This study tested whether measuring an individual’s circadian clock to determine when they should take low-dose (0.5 mgs) melatonin vs. estimating when they should take melatonin based on their sleep timing produces better treatment outcomes in adults with delayed sleep-wake phase disorder. After four weeks of 0.5 mgs melatonin, participants showed similar changes in their circadian clock timing and their sleep timing regardless of whether they were assigned to take melatonin 5 hours before their fall-asleep time or 3 hours before when their circadian clock started to produce melatonin in the brain. Both groups showed a similar circadian phase advance; their own circadian clock time shifted to about 90 minutes earlier after treatment. They also fell asleep earlier, woke up earlier, and reported less daytime impairment due to their sleep after treatment. Overall, the results of this study suggest that there is no advantage to measuring circadian timing when deciding when to time melatonin treatment for delayed sleep-wake phase disorder.
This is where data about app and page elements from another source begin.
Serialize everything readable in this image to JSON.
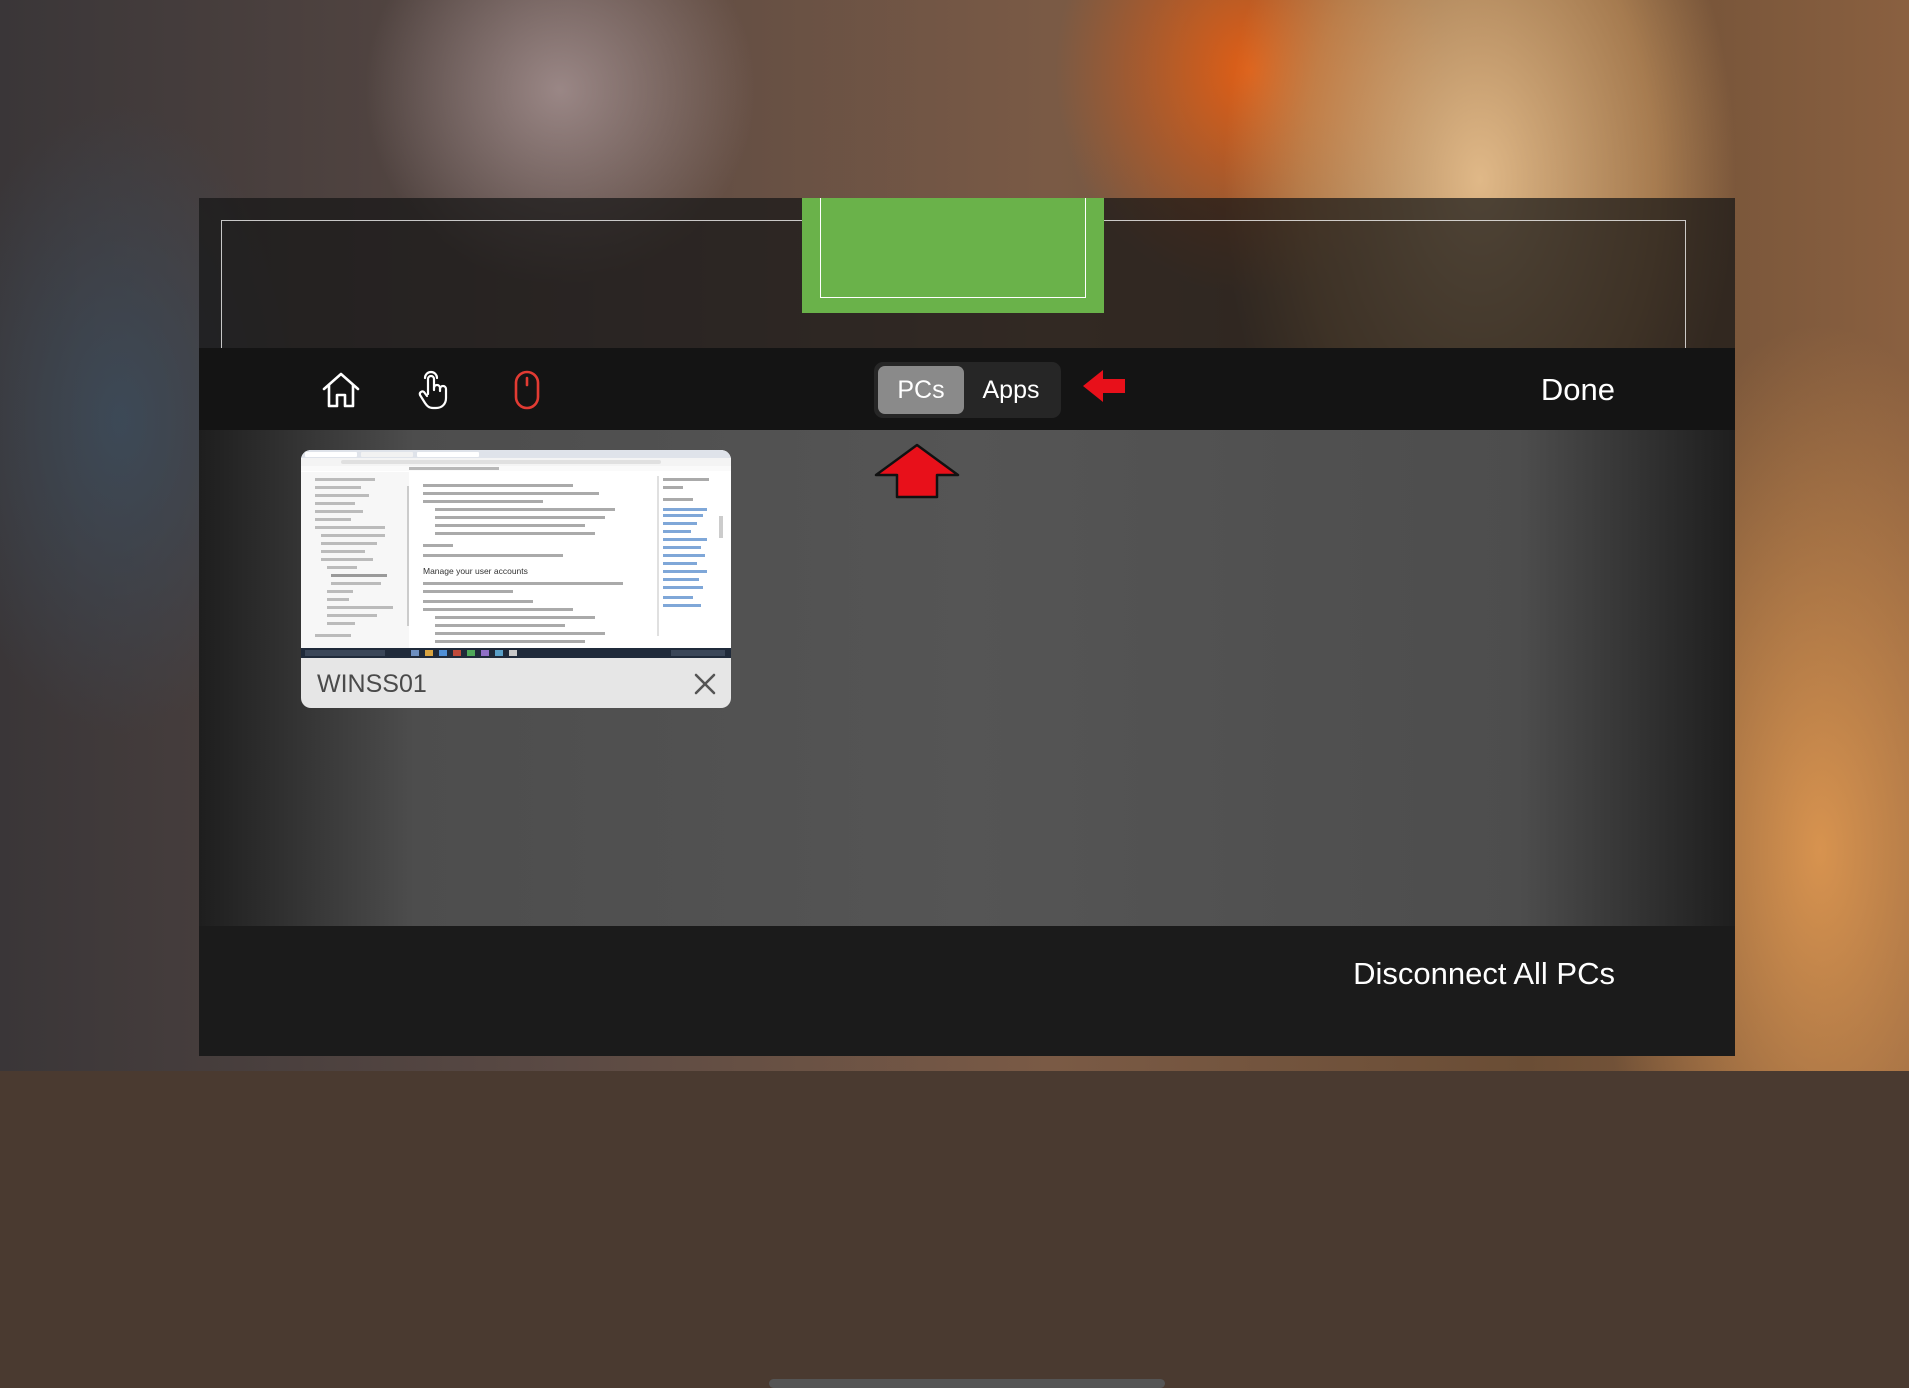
{
  "toolbar": {
    "icons": [
      "home-icon",
      "touch-icon",
      "mouse-icon"
    ],
    "segments": {
      "pcs_label": "PCs",
      "apps_label": "Apps",
      "selected": "PCs"
    },
    "done_label": "Done"
  },
  "pcs": [
    {
      "name": "WINSS01",
      "thumbnail_heading": "Manage your user accounts"
    }
  ],
  "footer": {
    "disconnect_label": "Disconnect All PCs"
  },
  "colors": {
    "accent_green": "#6ab24a",
    "annotation_red": "#e8101a",
    "selected_segment": "#8a8a8a",
    "toolbar_bg": "#141414"
  }
}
0039 The Clinical Utility of Dim Light Melatonin Onset in Treatment of Delayed Sleep-Wake Phase Disorder: Preliminary Findings